§ Your instructions:
The answer must be every line of the data that holds the word "comment".
*** Opening Data supplied ***
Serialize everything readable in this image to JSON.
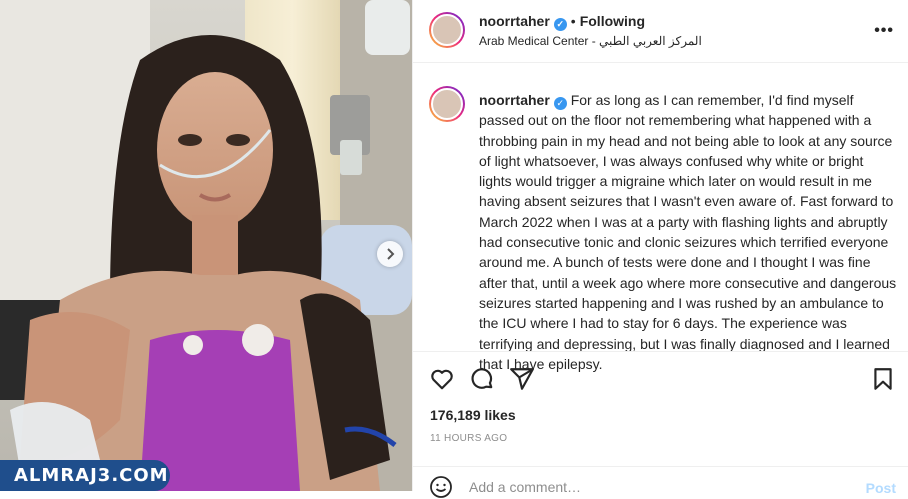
{
  "post": {
    "username": "noorrtaher",
    "verified": true,
    "follow_status": "Following",
    "location": "Arab Medical Center - المركز العربي الطبي",
    "more_icon": "more-horizontal-icon",
    "caption_user": "noorrtaher",
    "caption_text": "For as long as I can remember, I'd find myself passed out on the floor not remembering what happened with a throbbing pain in my head and not being able to look at any source of light whatsoever, I was always confused why white or bright lights would trigger a migraine which later on would result in me having absent seizures that I wasn't even aware of. Fast forward to March 2022 when I was at a party with flashing lights and abruptly had consecutive tonic and clonic seizures which terrified everyone around me. A bunch of tests were done and I thought I was fine after that, until a week ago where more consecutive and dangerous seizures started happening and I was rushed by an ambulance to the ICU where I had to stay for 6 days. The experience was terrifying and depressing, but I was finally diagnosed and I learned that I have epilepsy.",
    "likes": "176,189 likes",
    "time_ago": "11 HOURS AGO",
    "comment_placeholder": "Add a comment…",
    "post_label": "Post"
  },
  "watermark": "ALMRAJ3.COM",
  "colors": {
    "verified": "#3897f0",
    "watermark_bg": "#1f4e8c",
    "post_button": "#b3dbff"
  },
  "icons": [
    "like-icon",
    "comment-icon",
    "share-icon",
    "bookmark-icon",
    "emoji-icon",
    "chevron-right-icon"
  ]
}
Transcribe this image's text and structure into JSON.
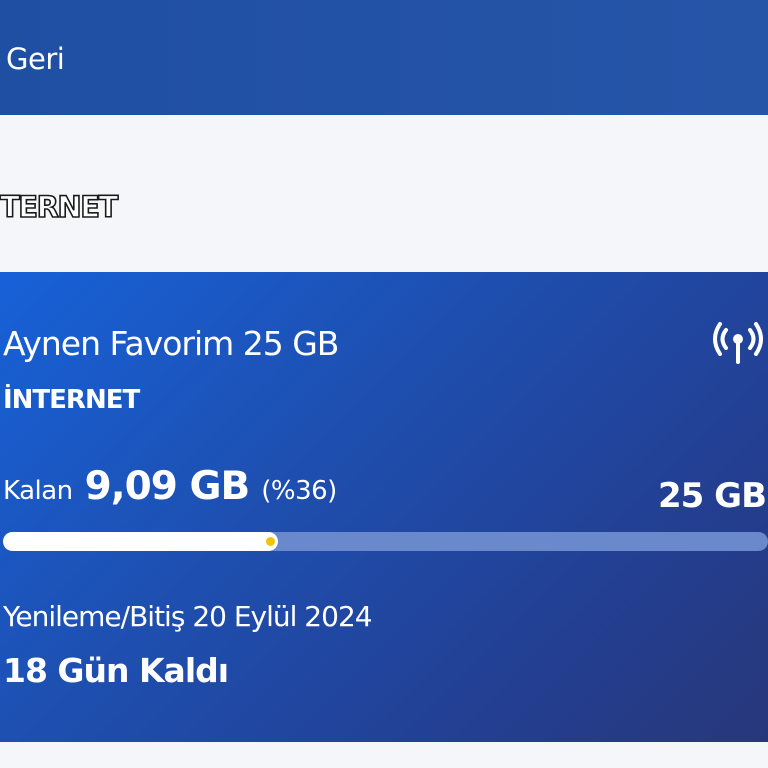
{
  "header": {
    "back_label": "Geri"
  },
  "section": {
    "title": "TERNET"
  },
  "card": {
    "plan_name": "Aynen Favorim 25 GB",
    "plan_type": "İNTERNET",
    "remaining_label": "Kalan",
    "remaining_value": "9,09 GB",
    "remaining_pct": "(%36)",
    "total_value": "25 GB",
    "usage_fraction": 0.36,
    "renewal_text": "Yenileme/Bitiş 20 Eylül 2024",
    "days_left": "18 Gün Kaldı",
    "icon": "antenna-signal-icon"
  },
  "colors": {
    "header_bg": "#2352a6",
    "card_gradient_start": "#1761d8",
    "card_gradient_end": "#28377a",
    "progress_fill": "#ffffff",
    "progress_track": "#6a88cc",
    "progress_marker": "#f2c400"
  }
}
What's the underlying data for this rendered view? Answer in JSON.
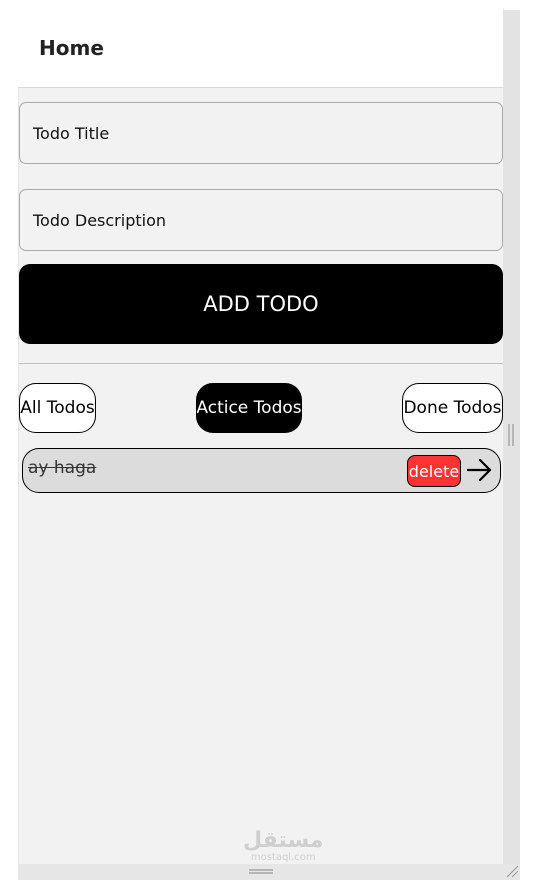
{
  "header": {
    "title": "Home"
  },
  "form": {
    "title_placeholder": "Todo Title",
    "description_placeholder": "Todo Description",
    "add_button_label": "ADD TODO"
  },
  "filters": [
    {
      "label": "All Todos",
      "active": false
    },
    {
      "label": "Actice Todos",
      "active": true
    },
    {
      "label": "Done Todos",
      "active": false
    }
  ],
  "todos": [
    {
      "title": "ay haga",
      "done": true,
      "delete_label": "delete",
      "action_icon": "arrow-right-icon"
    }
  ],
  "watermark": {
    "arabic": "مستقل",
    "latin": "mostaql.com"
  },
  "colors": {
    "accent": "#000000",
    "delete": "#ff3333",
    "background": "#f2f2f2"
  }
}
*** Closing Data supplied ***
§ Exercise result:
    "comment_placeholder": "Add a comment…",
    "comment-icon",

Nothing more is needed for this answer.